Read the previous post for the Markov chain description. The suggested trick with the infinite product of matrices is correct, but it will be quite tedious to do. The usual way is rather to get recurrence equations.

Notice $\displaystyle p(0,N)=0$ and $\displaystyle p(N,N)=1$. These are "boundary conditions". Moreover, for $\displaystyle 1\leq i\leq N-1$, we have:

$\displaystyle p(i,N)= p\ p(i+1,N)+ q\ p(i-1,N)$.

You should:

a) justify why this is true,

b) justify why the boundary conditions and this equation define uniquely $\displaystyle p(i,N)$ for all $\displaystyle i$ (i.e. how you could deduce $\displaystyle p(i,N)$ from them)

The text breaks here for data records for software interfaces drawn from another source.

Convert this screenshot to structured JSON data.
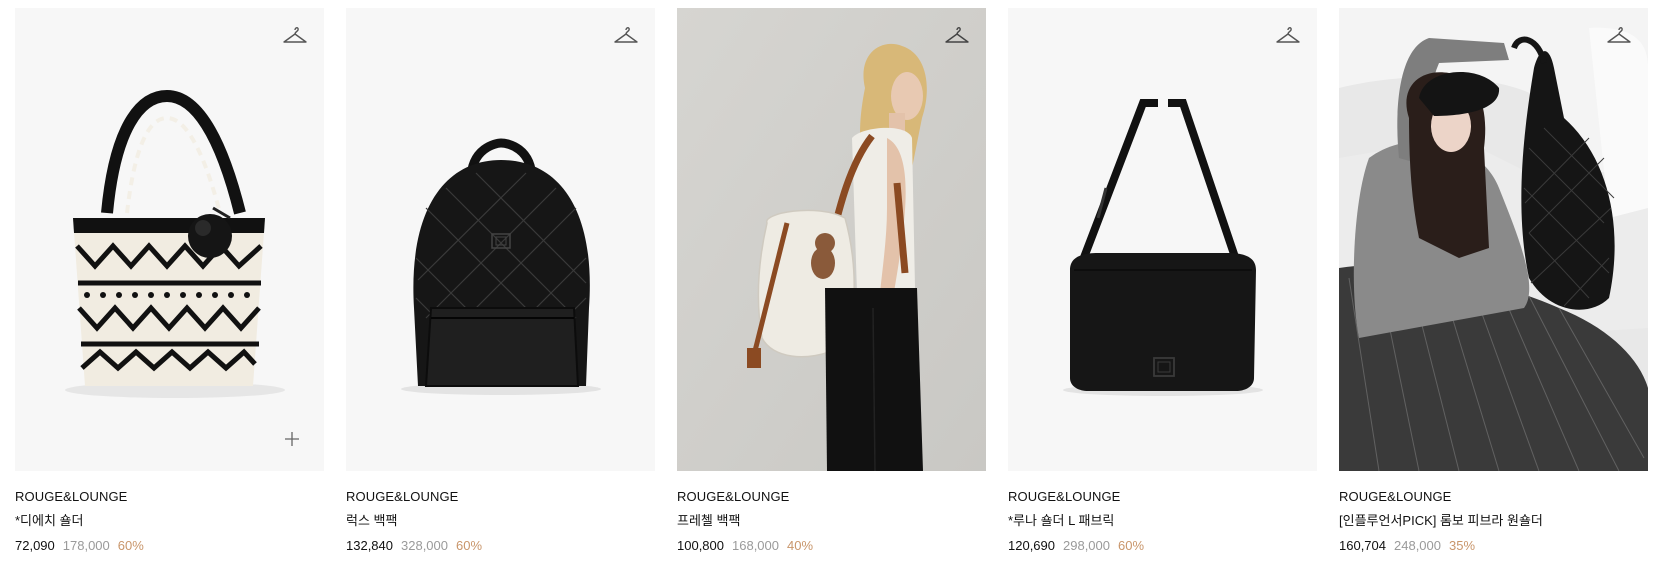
{
  "products": [
    {
      "brand": "ROUGE&LOUNGE",
      "name": "*디에치 숄더",
      "sale_price": "72,090",
      "original_price": "178,000",
      "discount": "60%",
      "image_subject": "black-and-white-patterned-tote-with-pompom",
      "background": "#f7f7f7"
    },
    {
      "brand": "ROUGE&LOUNGE",
      "name": "럭스 백팩",
      "sale_price": "132,840",
      "original_price": "328,000",
      "discount": "60%",
      "image_subject": "black-quilted-backpack",
      "background": "#f7f7f7"
    },
    {
      "brand": "ROUGE&LOUNGE",
      "name": "프레첼 백팩",
      "sale_price": "100,800",
      "original_price": "168,000",
      "discount": "40%",
      "image_subject": "model-wearing-cream-backpack",
      "background": "#d9d8d4"
    },
    {
      "brand": "ROUGE&LOUNGE",
      "name": "*루나 숄더 L 패브릭",
      "sale_price": "120,690",
      "original_price": "298,000",
      "discount": "60%",
      "image_subject": "black-fabric-shoulder-bag",
      "background": "#f7f7f7"
    },
    {
      "brand": "ROUGE&LOUNGE",
      "name": "[인플루언서PICK] 롬보 피브라 원숄더",
      "sale_price": "160,704",
      "original_price": "248,000",
      "discount": "35%",
      "image_subject": "model-holding-black-quilted-hobo",
      "background": "#e9e9e9"
    }
  ],
  "icons": {
    "wishlist": "hanger-icon",
    "quick_add": "plus-icon"
  },
  "colors": {
    "sale_price": "#111111",
    "original_price": "#9a9a9a",
    "discount": "#c9966b"
  }
}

c) check that the anwer you are given satifies both the boundary conditions and the previous induction equation. Since there's only one solution, this has to be it.

Or you can replace b) and c) by:

b') use the boundary conditions and the equation to compute $\displaystyle p(i,N)$ directly (without using the given answer).

But this is more delicate.